This growth stems for the most part from international immigration and related high birth rates, but from intra-national migration. The immigrant population in the city is growing somewhat faster than the Norwegian population, in the city proper this is now more than 25% of the total population if immigrant parents are included; as of 1 January 2016, the municipality of Oslo had a population of 658,390. The urban area extends beyond the boundaries of the municipality into the surrounding county of Akershus; the city centre is situated at the end of the Oslofjord, from which point the city sprawls out in three distinct "corridors"—inland north-eastwards, southwards along both sides of the fjord—which gives the urbanized area a shape reminiscent of an upside-down reclining "Y". To the north and east, wide forested hills rise above the city giving the location the shape of a giant amphitheatre; the urban municipality of Oslo and county of Oslo are two parts of the same entity, making Oslo the only city in Norway where two administrative levels are integrated.
Of Oslo's total area, 130 km2 is built-up and 7 km2. The open areas within the built-up zone amount to 22 km2; the city of Oslo was established as a municipality on 3 January 1838. It was separated from the county of Akershus to become a county of its own in 1842; the rural municipality of Aker was merged with Oslo on 1 January 1948. Furthermore, Oslo shares several important functions with Akershus county; as defined in January 2004 by the city council ^ The definition has since been revised in the 2015 census. After being destroyed by a fire in 1624, during the reign of King Christian IV, a new city was built closer to Akershus Fortress and named Christiania in the king's honour; the old site east of the Aker river was not abandoned however and the village of Oslo remained as a suburb outside the city gates. The suburb called Oslo was included in the city proper. In 1925 the name of the suburb was transferred to the whole city, while the suburb was renamed "Gamlebyen" to avoid confusion; the Old Town is an area within the administrative district Gamle Oslo.

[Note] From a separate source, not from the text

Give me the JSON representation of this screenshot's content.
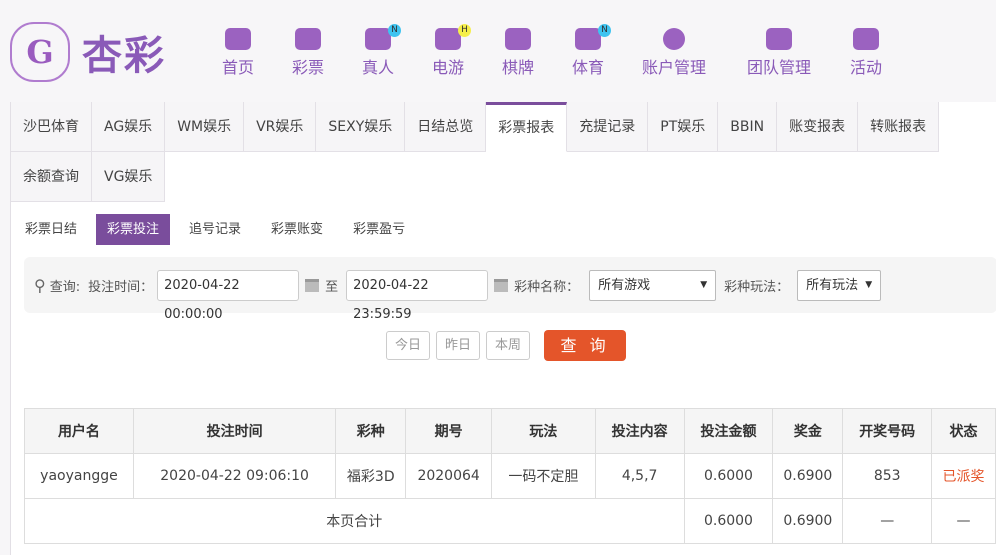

The previous names are reflected in street names like Oslo Oslo hospital. The origin of the name Oslo has been the subject of much debate, it is derived from Old Norse and was — in all probability — the name of a large farm at Bjørvika, but the meaning of that name is disputed. Modern linguists interpret the original Óslo, Áslo or Ánslo as either "Meadow at the Foot of a Hill" or "Meadow Consecrated to the Gods", with both considered likely. Erroneously, it was once assumed that "Oslo" meant "the mouth of the Lo river", a supposed previous name for the river Alna. However, not only has no evidence been found of a river "Lo" predating the work where Peder Claussøn Friis first proposed this etymology, but the name is ungrammatical in Norwegian: the correct form would have been Loaros; the name Lo is now believed to be a back-formation arrived at by Friis in support of his etymology